Typically, we wouldn’t think of a film that came out in 2007 as being ahead of it’s time, but given events that happened immediately after its release and subsequent seasons, the CBS smash hit sitcom, The Big Bang Theory is one show that can easily be on a list of TV shows to do just that.
In 2007, CBS took on another Chuck Lorre project, which was somewhat capitalizing on the success of his other project at the time, the very funny, yet sometimes controversial, Two & a Half Men. Many people said The Big Bang Theory was too niche to succeed, as it only catered to what some would call “nerd culture,” but in reality, it was so much more.
Great writing, well-timed puns, a standout cast, and a superb lovable, emotionless Sheldon Cooper all combined the keep the show running from 2007 to2019. In a day and age where cancelations are more the norm, The Big Bang Theory was able to ride off into the sunset on its own terms, giving it a proper ending while also leaving room for that door to be reopened. When the show ended, it’s first, and as of now, only spin-off, Young Sheldon, was also airing to help expand the world that TBBT was able to create.
Many factors truly did help make The Big Bang Theory great, and one may not think that a simple sitcom was before its time, especially one that aired in 2007 — but it truly was. Johnny Galecki, Jim Parsons, Kaley Cuoco, Simon Helberg, Kunal Nayyar, Mayim Balik, Melissa Rauch, and many others from the cast combined to create a world filled with love, laughs, and nerds. These are four ways the show defied expectation and was ahead of its time.
It Brought Pop Culture to the Forefront
The Big Bang Theory aired in 2007. Comparatively, the first film of the Marvel Cinematic Universe, Iron Man, was released in 2008. Until that time, audiences had, of course, been introduced to some characters from Marvel and D.C.: The Fantastic Four, The X-Men, Deadpool, Batman, Superman, Blade, as well as a handful of others.
When the show aired, other, lesser known characters of these comic companies were mentioned and brought into the limelight. Some of their artists were even given their time to shone and had cameos: Iron Man, Captain America, The Transformers, Aquaman, Flash, Neil Gaiman, and, of course, the legendary, late Stan Lee.
All of these were mentioned and discussed in The Big Bang Theory, tuning audiences for a cavalcade of film, led by the MCU, over the next 12 years while the show ran concurrent with these events. The CBS series even did an episode where the gang was standing in line to view The Avengers.
It Brought “Nerd” Archetypes Into the Lead
Typically, characters portrayed as nerds or highly intelligent were characters that were taken advantage of by main characters on a secondary level.
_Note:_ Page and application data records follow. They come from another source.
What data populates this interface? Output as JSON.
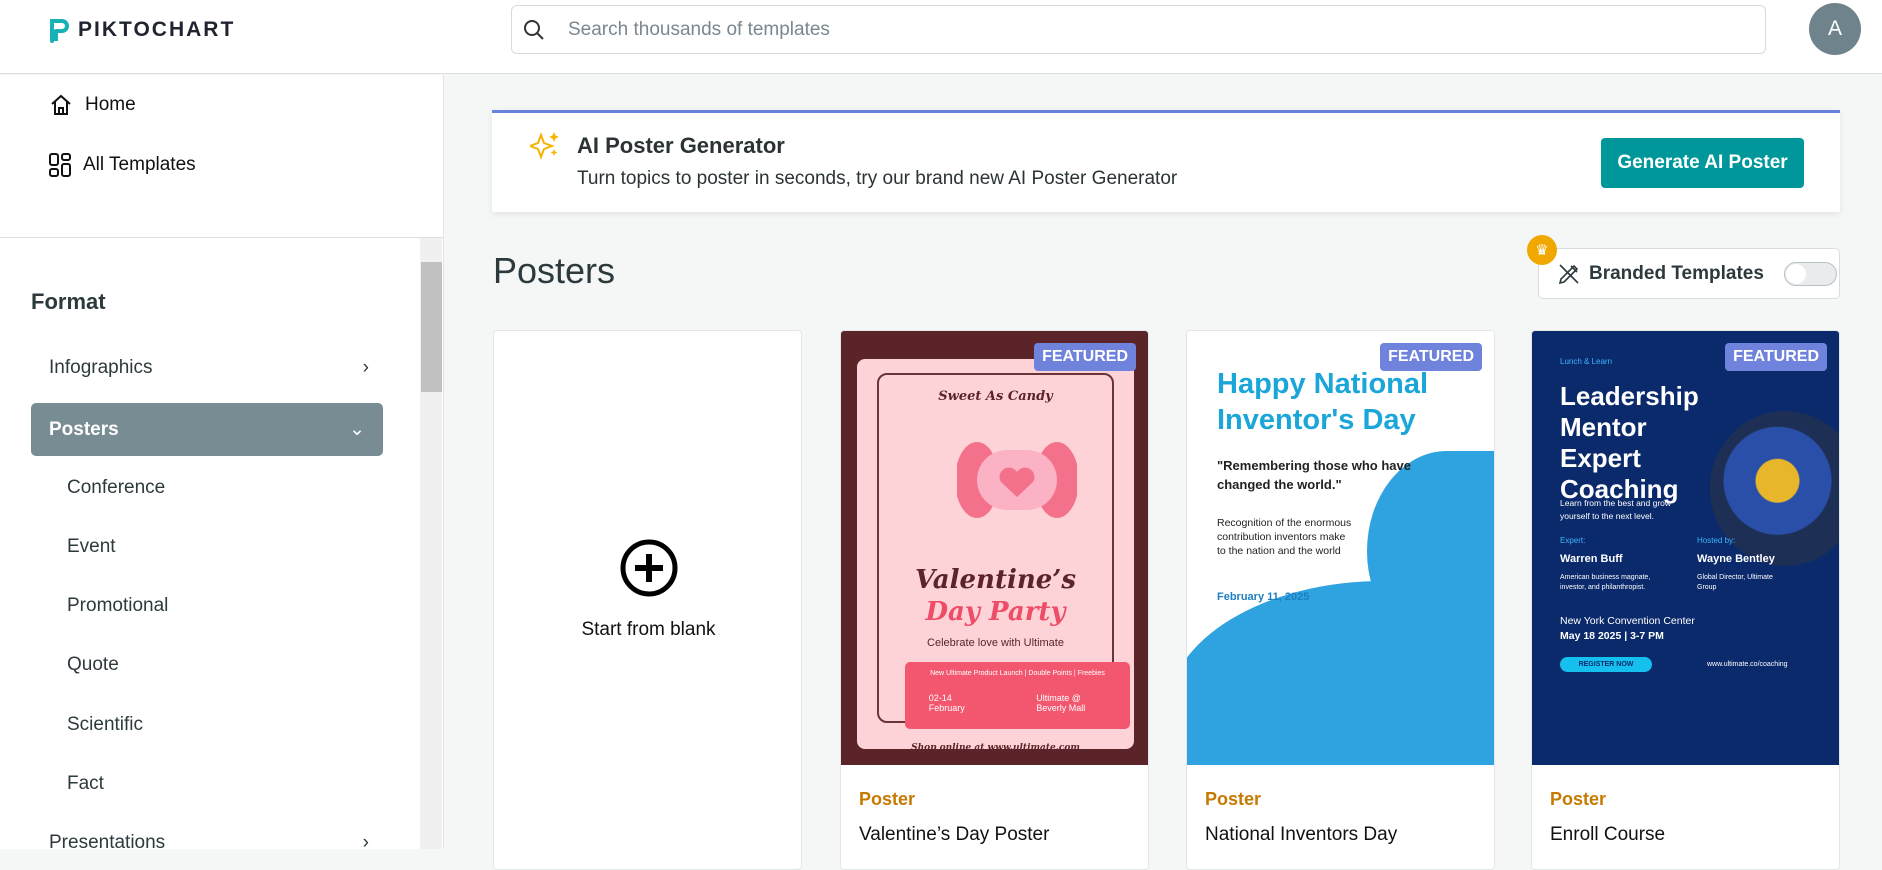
{
  "header": {
    "logo": "PIKTOCHART",
    "search_placeholder": "Search thousands of templates",
    "avatar_initial": "A"
  },
  "sidebar": {
    "home": "Home",
    "all_templates": "All Templates",
    "format_heading": "Format",
    "infographics": "Infographics",
    "posters": "Posters",
    "poster_subs": [
      "Conference",
      "Event",
      "Promotional",
      "Quote",
      "Scientific",
      "Fact"
    ],
    "presentations": "Presentations"
  },
  "banner": {
    "title": "AI Poster Generator",
    "subtitle": "Turn topics to poster in seconds, try our brand new AI Poster Generator",
    "button": "Generate AI Poster",
    "accent": "#6b82db",
    "button_color": "#00979a"
  },
  "main": {
    "title": "Posters",
    "branded_label": "Branded Templates",
    "branded_on": false,
    "blank_label": "Start from blank"
  },
  "cards": [
    {
      "badge": "FEATURED",
      "category": "Poster",
      "name": "Valentine’s Day Poster",
      "poster": {
        "top": "Sweet As Candy",
        "title1": "Valentine’s",
        "title2": "Day Party",
        "tagline": "Celebrate love with Ultimate",
        "promo": "New Ultimate Product Launch | Double Points | Freebies",
        "date": "02-14 February",
        "place": "Ultimate @ Beverly Mall",
        "shop": "Shop online at www.ultimate.com"
      }
    },
    {
      "badge": "FEATURED",
      "category": "Poster",
      "name": "National Inventors Day",
      "poster": {
        "title": "Happy National Inventor's Day",
        "quote": "\"Remembering those who have changed the world.\"",
        "body": "Recognition of the enormous contribution inventors make to the nation and the world",
        "date": "February 11, 2025"
      }
    },
    {
      "badge": "FEATURED",
      "category": "Poster",
      "name": "Enroll Course",
      "poster": {
        "top": "Lunch & Learn",
        "title": "Leadership Mentor Expert Coaching",
        "intro": "Learn from the best and grow yourself to the next level.",
        "expert_label": "Expert:",
        "expert": "Warren Buff",
        "expert_desc": "American business magnate, investor, and philanthropist.",
        "host_label": "Hosted by:",
        "host": "Wayne Bentley",
        "host_desc": "Global Director, Ultimate Group",
        "venue": "New York Convention Center",
        "when": "May 18 2025 | 3-7 PM",
        "cta": "REGISTER NOW",
        "url": "www.ultimate.co/coaching"
      }
    }
  ]
}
The kid that would take the girl out only for them to rendezvous with the bad boy, the kid that would get beat up only to make the jock look cool, the weird kid with the bug collection — all of these stereotypes occurred in past projects to a side character, mostly even one on a tertiary level.
The Big Bang Theory changed that up. All of those instances occurred to characters on the show, but the twist is: the jocks weren’t the focus. Leonard and Sheldon were pants-ed in the first episode. Howard had a bug collection that he labeled in Latin. Raj’s struggle with women took the forefront of his storylines and made him both lovable and kind of creepy. The characters that used to not matter as much now were at the focal point, and they did matter because their struggles with who they were, their hearts, and their stories matched those of a hugely unrepresented portion of society: the normal, every day, mainly lovable nerd.
It Put Science at the Forefront
A little known fact: the science that The Big Bang Theory spent many episodes championing was fiercely fact-checked. Who had heard of String Theory, Occam’s Razor, Dark Matter, and about a million other scientific principles before the show aired? Additionally, the show featured several appearances by well known, and even lesser-known, real-life scientists, many of whom had won the Nobel Prize, but weren’t household names: George Smoot, Neil deGrasse Tyson, Kip Thorne, Frances Arnold, Bill Nye, and several others all made appearances on the show, all to promote science.
Science was at the front of everything the gang did. The only main character who had nothing to do with science, Penny, eventually wound up as a pharmaceutical saleswoman, who helped to sell the medications that science helped to create. Science was the inspiration behind the show, and it worked, turning names that were very niche indeed into household conversation points when friend and co workers discussed the weeks episode at the water cooler.
It Inspired Real Science
While some moments of The Big Bang Theory mainly focussed on concepts that had some scientific merit and weren’t too outlandish, some parts of the show leaped off the screen and truly inspired work in the scientific community. You may think that surely Super Assymetry, the reason that Sheldon and Amy won their Nobel Prize, is one of those concepts that was correct, right? Well, not exactly. A ternary compound called barium zinc gallide was created, and although it has no real scientific outreach or use associated with it, it was tested through high temperatures to see if the compound was conductive or could become conductive. While those tests ultimately failed, the chemical was given a name that will be easily recognizable for fans of the show: BaZnGa.